I don’t know them, but I know these stories. It sounds like they were able to rely on the help of their daughter. I doubt very much that the ER staff even knew Pamela had a partially paralyzed husband at home who was dependent on her for care. We never ask about the caregiver, or how they are going to manage at home.
With more than 8 million family caregivers across Canada, they are a significant part of the health care work force, albeit a volunteer work force. What happens when one or more of these 8 million people can’t do their job? Their loved one will still need care. Someone will need to step in.
Often, when a family caregiver gets sick or injured there is no one else to step in. There is a 35-45% likelihood that the family caregiver who gets sick or injured lives with the one they care for. If there happens to be another family member around, like an adult child or a sibling, they may be working or have other commitments, and while they might be able to make arrangements to help out with advance warning, it is likely that they can’t step in on a moments notice.
If no other family or friend is available to step in, then one who was cared for by the ill or injured family caregiver, will need care. It will either mean hospitalization, which is inappropriate use of those resources; 24 hour home care, which is rarely available on short notice or for extensive hours unless the family can pay privately; or short term respite, which is nonexistent in most areas of Canada.
With increased occurrences of family caregiving (Stats Canada intends to release the latest  numbers in June and current figures are based on 2012 data) we can no longer keep our head in the sand about the impacts of this unpaid, volunteer, and significant part of the health care workforce.

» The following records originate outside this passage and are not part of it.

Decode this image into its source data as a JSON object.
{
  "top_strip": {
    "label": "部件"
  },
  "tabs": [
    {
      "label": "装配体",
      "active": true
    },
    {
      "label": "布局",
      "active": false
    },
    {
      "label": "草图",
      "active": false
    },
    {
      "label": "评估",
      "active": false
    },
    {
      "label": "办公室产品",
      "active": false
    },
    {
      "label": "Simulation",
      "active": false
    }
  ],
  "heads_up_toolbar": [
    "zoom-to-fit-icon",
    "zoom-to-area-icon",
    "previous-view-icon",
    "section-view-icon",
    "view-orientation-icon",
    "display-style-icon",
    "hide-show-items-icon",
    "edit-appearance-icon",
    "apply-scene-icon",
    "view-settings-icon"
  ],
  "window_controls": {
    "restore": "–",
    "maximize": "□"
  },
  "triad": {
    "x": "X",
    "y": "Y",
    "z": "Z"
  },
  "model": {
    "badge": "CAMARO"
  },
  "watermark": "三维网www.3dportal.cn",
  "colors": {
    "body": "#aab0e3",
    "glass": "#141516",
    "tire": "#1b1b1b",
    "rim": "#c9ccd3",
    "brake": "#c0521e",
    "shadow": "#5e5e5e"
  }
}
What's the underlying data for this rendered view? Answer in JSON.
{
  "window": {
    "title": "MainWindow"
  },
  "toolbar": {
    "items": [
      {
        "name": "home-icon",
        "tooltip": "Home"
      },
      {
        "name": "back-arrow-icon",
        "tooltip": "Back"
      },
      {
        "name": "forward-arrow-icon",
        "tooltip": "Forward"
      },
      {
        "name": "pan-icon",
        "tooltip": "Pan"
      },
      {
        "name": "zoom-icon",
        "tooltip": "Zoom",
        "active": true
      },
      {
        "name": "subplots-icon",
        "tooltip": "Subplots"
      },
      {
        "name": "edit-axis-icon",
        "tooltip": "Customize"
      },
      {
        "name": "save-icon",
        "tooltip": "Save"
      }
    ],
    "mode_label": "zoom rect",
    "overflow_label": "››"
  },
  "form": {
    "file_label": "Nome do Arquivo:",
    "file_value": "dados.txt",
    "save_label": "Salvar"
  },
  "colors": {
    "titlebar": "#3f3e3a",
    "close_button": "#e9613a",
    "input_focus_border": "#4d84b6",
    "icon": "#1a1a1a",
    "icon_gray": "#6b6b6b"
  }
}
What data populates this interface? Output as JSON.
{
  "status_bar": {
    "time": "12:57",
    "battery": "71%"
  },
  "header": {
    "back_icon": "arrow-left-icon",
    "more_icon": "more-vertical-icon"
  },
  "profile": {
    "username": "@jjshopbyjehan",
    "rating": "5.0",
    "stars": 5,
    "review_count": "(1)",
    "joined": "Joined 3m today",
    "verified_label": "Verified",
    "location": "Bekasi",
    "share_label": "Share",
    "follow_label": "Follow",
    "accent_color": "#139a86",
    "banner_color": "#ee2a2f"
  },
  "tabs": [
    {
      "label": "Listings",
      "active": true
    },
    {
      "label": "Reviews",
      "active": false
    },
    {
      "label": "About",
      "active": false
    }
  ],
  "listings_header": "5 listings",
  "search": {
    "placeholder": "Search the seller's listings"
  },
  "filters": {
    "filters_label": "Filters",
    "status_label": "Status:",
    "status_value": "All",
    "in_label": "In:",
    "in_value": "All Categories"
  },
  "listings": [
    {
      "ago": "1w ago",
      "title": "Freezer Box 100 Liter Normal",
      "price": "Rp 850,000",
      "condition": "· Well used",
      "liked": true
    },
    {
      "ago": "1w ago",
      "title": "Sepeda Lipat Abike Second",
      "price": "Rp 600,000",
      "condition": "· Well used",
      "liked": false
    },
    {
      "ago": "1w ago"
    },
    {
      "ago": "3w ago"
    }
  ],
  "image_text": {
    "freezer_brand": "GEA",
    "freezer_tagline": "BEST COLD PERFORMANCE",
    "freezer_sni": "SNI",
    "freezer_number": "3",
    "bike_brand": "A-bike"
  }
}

When nurses triage in the Emergency Room, can we not ask about the situation at home??? Adding this question to intake forms is imperative. In most cases, the answer might not bump the family caregiver to the top of the line, but it certainly should be taken under consideration and mechanisms put in place to help the family caregiver problem solve. Food for Thought.